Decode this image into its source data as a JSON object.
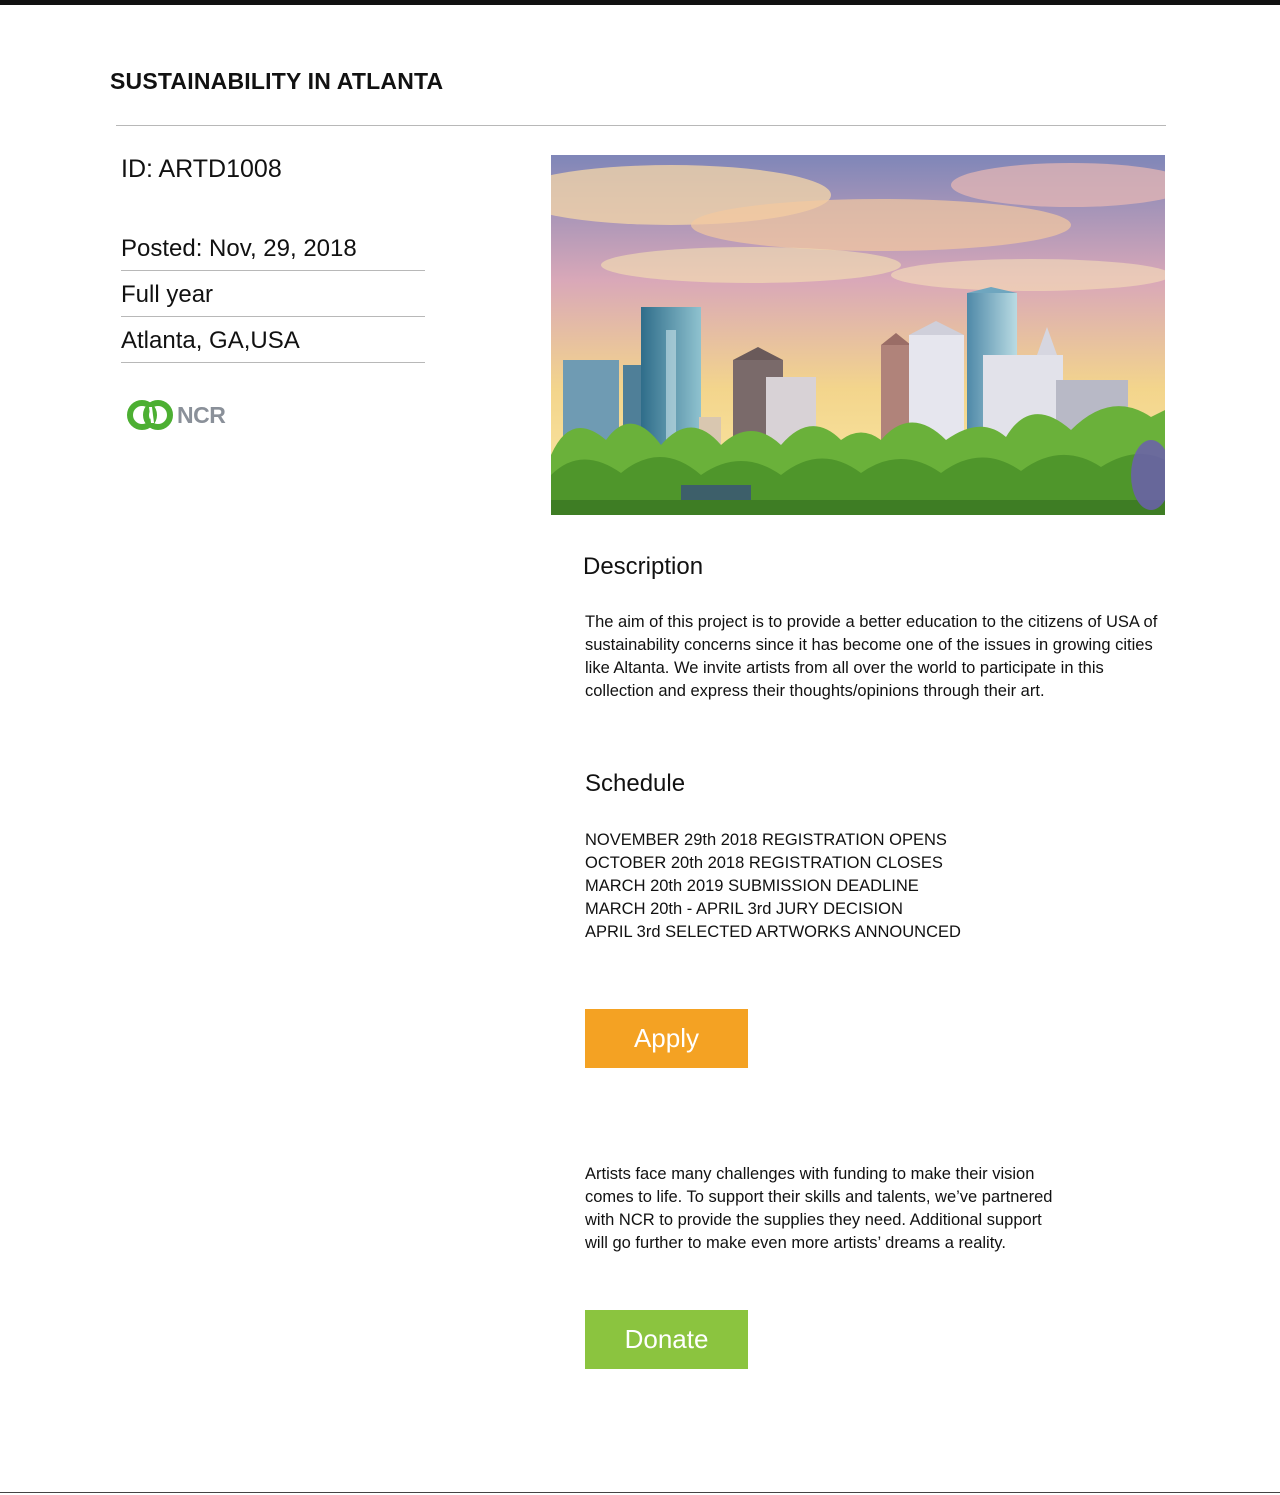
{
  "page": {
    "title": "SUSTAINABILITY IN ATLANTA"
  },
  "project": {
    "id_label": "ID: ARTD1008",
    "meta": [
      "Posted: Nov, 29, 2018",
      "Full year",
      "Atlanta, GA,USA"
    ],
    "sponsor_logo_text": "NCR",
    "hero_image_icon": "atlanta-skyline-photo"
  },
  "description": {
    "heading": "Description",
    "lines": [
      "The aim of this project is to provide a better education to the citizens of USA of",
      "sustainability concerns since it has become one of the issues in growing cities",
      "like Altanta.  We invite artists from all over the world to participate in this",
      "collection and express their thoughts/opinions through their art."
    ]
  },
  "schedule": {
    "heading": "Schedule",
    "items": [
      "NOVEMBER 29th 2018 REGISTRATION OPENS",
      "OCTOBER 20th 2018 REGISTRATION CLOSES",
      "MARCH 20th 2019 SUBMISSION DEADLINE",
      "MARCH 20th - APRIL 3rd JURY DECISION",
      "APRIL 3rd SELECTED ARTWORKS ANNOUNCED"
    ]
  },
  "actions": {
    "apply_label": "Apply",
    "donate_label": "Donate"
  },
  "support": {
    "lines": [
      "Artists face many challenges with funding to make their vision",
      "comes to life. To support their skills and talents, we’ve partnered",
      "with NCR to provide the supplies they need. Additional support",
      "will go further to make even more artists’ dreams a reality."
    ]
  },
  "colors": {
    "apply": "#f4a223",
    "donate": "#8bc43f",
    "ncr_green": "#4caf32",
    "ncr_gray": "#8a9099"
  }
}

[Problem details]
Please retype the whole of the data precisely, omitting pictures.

[Your solution]
Decode this image into its source data as a JSON object.
{
  "page": {
    "title": "SUSTAINABILITY IN ATLANTA"
  },
  "project": {
    "id_label": "ID: ARTD1008",
    "meta": [
      "Posted: Nov, 29, 2018",
      "Full year",
      "Atlanta, GA,USA"
    ],
    "sponsor_logo_text": "NCR",
    "hero_image_icon": "atlanta-skyline-photo"
  },
  "description": {
    "heading": "Description",
    "lines": [
      "The aim of this project is to provide a better education to the citizens of USA of",
      "sustainability concerns since it has become one of the issues in growing cities",
      "like Altanta.  We invite artists from all over the world to participate in this",
      "collection and express their thoughts/opinions through their art."
    ]
  },
  "schedule": {
    "heading": "Schedule",
    "items": [
      "NOVEMBER 29th 2018 REGISTRATION OPENS",
      "OCTOBER 20th 2018 REGISTRATION CLOSES",
      "MARCH 20th 2019 SUBMISSION DEADLINE",
      "MARCH 20th - APRIL 3rd JURY DECISION",
      "APRIL 3rd SELECTED ARTWORKS ANNOUNCED"
    ]
  },
  "actions": {
    "apply_label": "Apply",
    "donate_label": "Donate"
  },
  "support": {
    "lines": [
      "Artists face many challenges with funding to make their vision",
      "comes to life. To support their skills and talents, we’ve partnered",
      "with NCR to provide the supplies they need. Additional support",
      "will go further to make even more artists’ dreams a reality."
    ]
  },
  "colors": {
    "apply": "#f4a223",
    "donate": "#8bc43f",
    "ncr_green": "#4caf32",
    "ncr_gray": "#8a9099"
  }
}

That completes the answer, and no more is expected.